SUPPLIED DATA Start Marker
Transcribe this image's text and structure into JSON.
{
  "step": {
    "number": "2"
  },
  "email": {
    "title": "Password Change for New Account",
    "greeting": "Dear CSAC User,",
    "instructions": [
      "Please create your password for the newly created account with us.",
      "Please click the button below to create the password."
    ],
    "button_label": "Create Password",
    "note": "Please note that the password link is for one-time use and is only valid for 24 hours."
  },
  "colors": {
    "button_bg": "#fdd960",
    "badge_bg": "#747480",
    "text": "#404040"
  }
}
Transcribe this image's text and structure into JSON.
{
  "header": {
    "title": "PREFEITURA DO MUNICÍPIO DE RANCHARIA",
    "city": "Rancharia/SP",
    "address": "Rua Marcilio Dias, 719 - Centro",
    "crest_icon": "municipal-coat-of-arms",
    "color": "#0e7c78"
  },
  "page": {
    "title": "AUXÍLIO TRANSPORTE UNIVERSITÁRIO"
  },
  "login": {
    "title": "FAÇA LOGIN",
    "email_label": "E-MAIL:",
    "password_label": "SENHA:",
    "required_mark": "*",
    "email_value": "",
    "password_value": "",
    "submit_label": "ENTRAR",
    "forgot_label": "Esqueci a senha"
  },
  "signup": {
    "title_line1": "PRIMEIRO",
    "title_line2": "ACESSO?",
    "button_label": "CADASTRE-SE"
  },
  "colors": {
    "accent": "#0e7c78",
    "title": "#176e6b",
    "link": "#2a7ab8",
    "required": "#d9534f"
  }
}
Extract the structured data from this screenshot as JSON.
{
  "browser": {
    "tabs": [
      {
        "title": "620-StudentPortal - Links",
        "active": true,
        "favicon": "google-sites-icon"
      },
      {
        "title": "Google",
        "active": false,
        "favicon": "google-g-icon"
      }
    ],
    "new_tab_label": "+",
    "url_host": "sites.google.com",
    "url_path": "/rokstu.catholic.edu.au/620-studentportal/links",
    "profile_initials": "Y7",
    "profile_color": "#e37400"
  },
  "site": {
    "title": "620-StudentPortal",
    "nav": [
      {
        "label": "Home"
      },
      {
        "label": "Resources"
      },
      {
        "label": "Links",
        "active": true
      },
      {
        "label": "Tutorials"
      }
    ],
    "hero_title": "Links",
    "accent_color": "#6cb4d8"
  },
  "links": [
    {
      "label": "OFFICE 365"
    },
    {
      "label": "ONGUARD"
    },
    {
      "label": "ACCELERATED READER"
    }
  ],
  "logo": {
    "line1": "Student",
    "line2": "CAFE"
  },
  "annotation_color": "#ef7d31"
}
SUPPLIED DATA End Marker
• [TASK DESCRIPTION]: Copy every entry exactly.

• [ANSWER AREA]:
Transcribe this image's text and structure into JSON.
{
  "step": {
    "number": "2"
  },
  "email": {
    "title": "Password Change for New Account",
    "greeting": "Dear CSAC User,",
    "instructions": [
      "Please create your password for the newly created account with us.",
      "Please click the button below to create the password."
    ],
    "button_label": "Create Password",
    "note": "Please note that the password link is for one-time use and is only valid for 24 hours."
  },
  "colors": {
    "button_bg": "#fdd960",
    "badge_bg": "#747480",
    "text": "#404040"
  }
}
Transcribe this image's text and structure into JSON.
{
  "header": {
    "title": "PREFEITURA DO MUNICÍPIO DE RANCHARIA",
    "city": "Rancharia/SP",
    "address": "Rua Marcilio Dias, 719 - Centro",
    "crest_icon": "municipal-coat-of-arms",
    "color": "#0e7c78"
  },
  "page": {
    "title": "AUXÍLIO TRANSPORTE UNIVERSITÁRIO"
  },
  "login": {
    "title": "FAÇA LOGIN",
    "email_label": "E-MAIL:",
    "password_label": "SENHA:",
    "required_mark": "*",
    "email_value": "",
    "password_value": "",
    "submit_label": "ENTRAR",
    "forgot_label": "Esqueci a senha"
  },
  "signup": {
    "title_line1": "PRIMEIRO",
    "title_line2": "ACESSO?",
    "button_label": "CADASTRE-SE"
  },
  "colors": {
    "accent": "#0e7c78",
    "title": "#176e6b",
    "link": "#2a7ab8",
    "required": "#d9534f"
  }
}
Extract the structured data from this screenshot as JSON.
{
  "browser": {
    "tabs": [
      {
        "title": "620-StudentPortal - Links",
        "active": true,
        "favicon": "google-sites-icon"
      },
      {
        "title": "Google",
        "active": false,
        "favicon": "google-g-icon"
      }
    ],
    "new_tab_label": "+",
    "url_host": "sites.google.com",
    "url_path": "/rokstu.catholic.edu.au/620-studentportal/links",
    "profile_initials": "Y7",
    "profile_color": "#e37400"
  },
  "site": {
    "title": "620-StudentPortal",
    "nav": [
      {
        "label": "Home"
      },
      {
        "label": "Resources"
      },
      {
        "label": "Links",
        "active": true
      },
      {
        "label": "Tutorials"
      }
    ],
    "hero_title": "Links",
    "accent_color": "#6cb4d8"
  },
  "links": [
    {
      "label": "OFFICE 365"
    },
    {
      "label": "ONGUARD"
    },
    {
      "label": "ACCELERATED READER"
    }
  ],
  "logo": {
    "line1": "Student",
    "line2": "CAFE"
  },
  "annotation_color": "#ef7d31"
}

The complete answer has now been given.